Sourcing more oil from Canada achieves the politically desirable goal of making the U.S. less dependent on OPEC. But bitumen exacts a heavy toll on the environment. As compared with conventional Saudi oil, it emits twice as much greenhouse gas per barrel because of the resources needed to process it. And although it is net-positive— providing between 7 and 10 Btu (British thermal units) of energy for every 1 Btu put into the tar sands—it is less so than conventional petroleum. Once it is mined, bitumen requires large amounts of gas-heated water to melt and separate it from the coarse grains of sand to which it is bound. At that point, the bitumen is still too tarry to flow, so it has to be chemically manipulated with heat and pressure to become yellowish crude oil, diesel, jet fuel or other typical hydrocarbon products. Or it can be diluted with light hydrocarbon liquids to become pitch-black “dilbit” (for “diluted bitumen”), capable of traveling via pipeline to the U.S.
Some environmental scientists see tapping the oil sands as a disastrous tipping point for global warming. In an analysis of how to restrain warming to an increase of two degrees Celsius or less above preindustrial levels, the International Energy Agency suggested that tar sands production should not exceed 3.3 million barrels a day. Yet approved tar sands production would surpass five million barrels a day—a fact that NASA climatologist James Hansen calls “game over for climate change.”
Of course, the true challenge is reducing the use of all fossil fuels, not just oil. U.S. coal-fired power plants produce 10 times more carbon dioxide than Albertan oil sands.
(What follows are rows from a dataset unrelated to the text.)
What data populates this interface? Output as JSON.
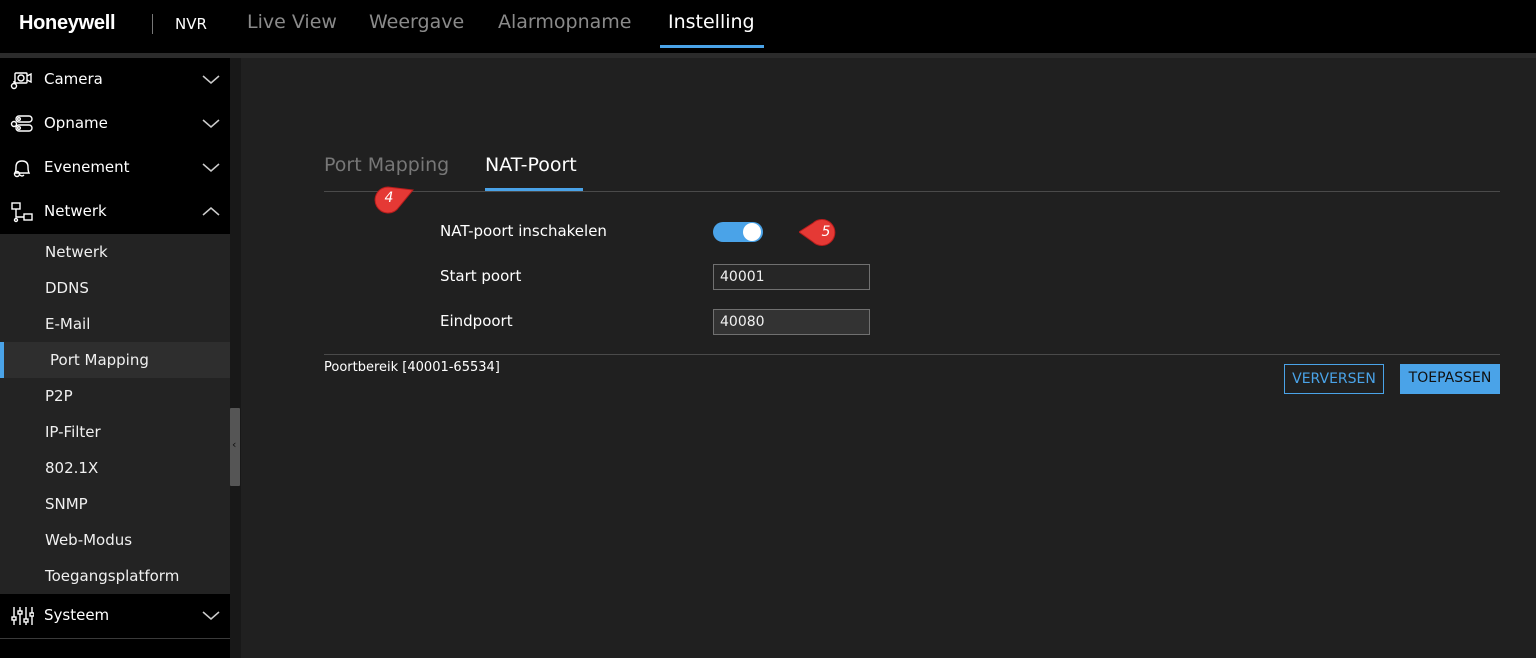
{
  "brand": {
    "logo": "Honeywell",
    "product": "NVR"
  },
  "top_nav": {
    "items": [
      "Live View",
      "Weergave",
      "Alarmopname",
      "Instelling"
    ],
    "active": "Instelling"
  },
  "sidebar": {
    "groups": {
      "camera": "Camera",
      "opname": "Opname",
      "evenement": "Evenement",
      "netwerk": "Netwerk",
      "systeem": "Systeem"
    },
    "netwerk_items": [
      "Netwerk",
      "DDNS",
      "E-Mail",
      "Port Mapping",
      "P2P",
      "IP-Filter",
      "802.1X",
      "SNMP",
      "Web-Modus",
      "Toegangsplatform"
    ],
    "active_item": "Port Mapping"
  },
  "tabs": [
    "Port Mapping",
    "NAT-Poort"
  ],
  "active_tab": "NAT-Poort",
  "form": {
    "enable_label": "NAT-poort inschakelen",
    "enable_value": true,
    "start_label": "Start poort",
    "start_value": "40001",
    "end_label": "Eindpoort",
    "end_value": "40080"
  },
  "range_note": "Poortbereik [40001-65534]",
  "buttons": {
    "refresh": "VERVERSEN",
    "apply": "TOEPASSEN"
  },
  "callouts": [
    "4",
    "5"
  ],
  "colors": {
    "accent": "#4aa3e8",
    "callout": "#e53935"
  }
}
Even so, power plant emissions have begun to decline, while the Canadian Association of Petroleum Producers notes that CO2 pollution from oil sands has risen 36 percent since 2007. As the U.S. weighs construction of the Keystone XL pipeline, the problem of tapping the oil sands is only getting stickier.
This article was originally published with the title A Dirty Business.